[DATA FOR THE TASK Boundary: Start]

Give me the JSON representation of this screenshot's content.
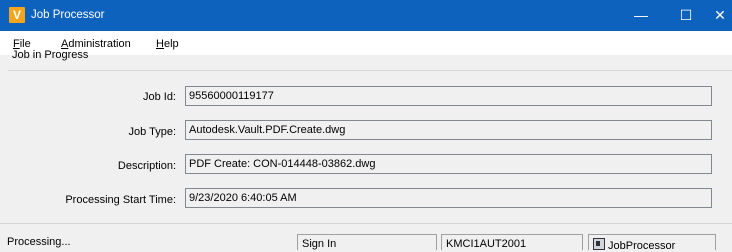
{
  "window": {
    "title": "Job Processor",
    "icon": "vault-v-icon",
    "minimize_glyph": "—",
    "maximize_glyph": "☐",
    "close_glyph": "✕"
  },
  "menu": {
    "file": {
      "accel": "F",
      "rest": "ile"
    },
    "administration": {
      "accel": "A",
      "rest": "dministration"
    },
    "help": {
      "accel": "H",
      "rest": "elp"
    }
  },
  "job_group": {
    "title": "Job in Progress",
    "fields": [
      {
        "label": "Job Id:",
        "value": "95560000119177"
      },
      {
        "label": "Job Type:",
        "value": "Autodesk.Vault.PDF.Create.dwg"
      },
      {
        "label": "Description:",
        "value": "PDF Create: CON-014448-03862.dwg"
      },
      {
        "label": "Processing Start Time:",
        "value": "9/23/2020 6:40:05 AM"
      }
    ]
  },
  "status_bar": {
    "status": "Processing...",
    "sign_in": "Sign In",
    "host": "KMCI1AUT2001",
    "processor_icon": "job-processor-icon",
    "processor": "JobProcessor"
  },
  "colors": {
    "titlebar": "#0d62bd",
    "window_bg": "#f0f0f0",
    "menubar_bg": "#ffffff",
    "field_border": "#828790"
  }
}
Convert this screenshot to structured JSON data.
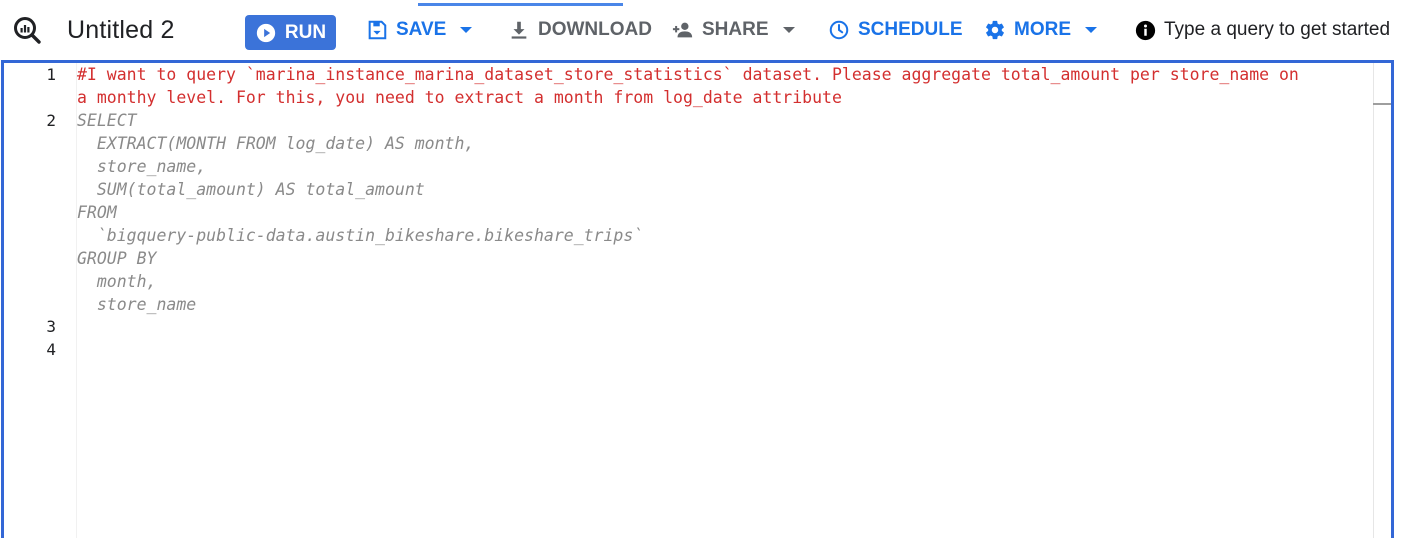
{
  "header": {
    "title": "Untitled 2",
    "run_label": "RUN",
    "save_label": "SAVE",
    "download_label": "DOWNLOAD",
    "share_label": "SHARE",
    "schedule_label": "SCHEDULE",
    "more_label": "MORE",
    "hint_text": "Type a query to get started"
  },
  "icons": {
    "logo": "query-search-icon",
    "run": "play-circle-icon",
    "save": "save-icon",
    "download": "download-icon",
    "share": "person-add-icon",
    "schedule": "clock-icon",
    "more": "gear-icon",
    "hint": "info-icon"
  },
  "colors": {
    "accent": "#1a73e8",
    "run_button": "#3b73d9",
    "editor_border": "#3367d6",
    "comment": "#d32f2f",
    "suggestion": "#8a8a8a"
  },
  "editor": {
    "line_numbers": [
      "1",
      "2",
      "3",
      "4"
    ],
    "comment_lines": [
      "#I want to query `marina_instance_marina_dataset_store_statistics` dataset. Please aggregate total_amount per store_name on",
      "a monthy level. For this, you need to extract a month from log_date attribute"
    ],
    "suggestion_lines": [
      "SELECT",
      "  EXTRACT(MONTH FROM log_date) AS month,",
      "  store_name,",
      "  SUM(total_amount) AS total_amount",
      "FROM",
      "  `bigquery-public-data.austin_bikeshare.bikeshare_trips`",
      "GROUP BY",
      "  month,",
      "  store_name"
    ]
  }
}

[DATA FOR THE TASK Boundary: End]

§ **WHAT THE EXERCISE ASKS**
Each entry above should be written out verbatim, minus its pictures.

§ **YOUR RESPONSE**
Give me the JSON representation of this screenshot's content.
{
  "window": {
    "title": "Job Processor",
    "icon": "vault-v-icon",
    "minimize_glyph": "—",
    "maximize_glyph": "☐",
    "close_glyph": "✕"
  },
  "menu": {
    "file": {
      "accel": "F",
      "rest": "ile"
    },
    "administration": {
      "accel": "A",
      "rest": "dministration"
    },
    "help": {
      "accel": "H",
      "rest": "elp"
    }
  },
  "job_group": {
    "title": "Job in Progress",
    "fields": [
      {
        "label": "Job Id:",
        "value": "95560000119177"
      },
      {
        "label": "Job Type:",
        "value": "Autodesk.Vault.PDF.Create.dwg"
      },
      {
        "label": "Description:",
        "value": "PDF Create: CON-014448-03862.dwg"
      },
      {
        "label": "Processing Start Time:",
        "value": "9/23/2020 6:40:05 AM"
      }
    ]
  },
  "status_bar": {
    "status": "Processing...",
    "sign_in": "Sign In",
    "host": "KMCI1AUT2001",
    "processor_icon": "job-processor-icon",
    "processor": "JobProcessor"
  },
  "colors": {
    "titlebar": "#0d62bd",
    "window_bg": "#f0f0f0",
    "menubar_bg": "#ffffff",
    "field_border": "#828790"
  }
}
Convert this screenshot to structured JSON data.
{
  "header": {
    "title": "Untitled 2",
    "run_label": "RUN",
    "save_label": "SAVE",
    "download_label": "DOWNLOAD",
    "share_label": "SHARE",
    "schedule_label": "SCHEDULE",
    "more_label": "MORE",
    "hint_text": "Type a query to get started"
  },
  "icons": {
    "logo": "query-search-icon",
    "run": "play-circle-icon",
    "save": "save-icon",
    "download": "download-icon",
    "share": "person-add-icon",
    "schedule": "clock-icon",
    "more": "gear-icon",
    "hint": "info-icon"
  },
  "colors": {
    "accent": "#1a73e8",
    "run_button": "#3b73d9",
    "editor_border": "#3367d6",
    "comment": "#d32f2f",
    "suggestion": "#8a8a8a"
  },
  "editor": {
    "line_numbers": [
      "1",
      "2",
      "3",
      "4"
    ],
    "comment_lines": [
      "#I want to query `marina_instance_marina_dataset_store_statistics` dataset. Please aggregate total_amount per store_name on",
      "a monthy level. For this, you need to extract a month from log_date attribute"
    ],
    "suggestion_lines": [
      "SELECT",
      "  EXTRACT(MONTH FROM log_date) AS month,",
      "  store_name,",
      "  SUM(total_amount) AS total_amount",
      "FROM",
      "  `bigquery-public-data.austin_bikeshare.bikeshare_trips`",
      "GROUP BY",
      "  month,",
      "  store_name"
    ]
  }
}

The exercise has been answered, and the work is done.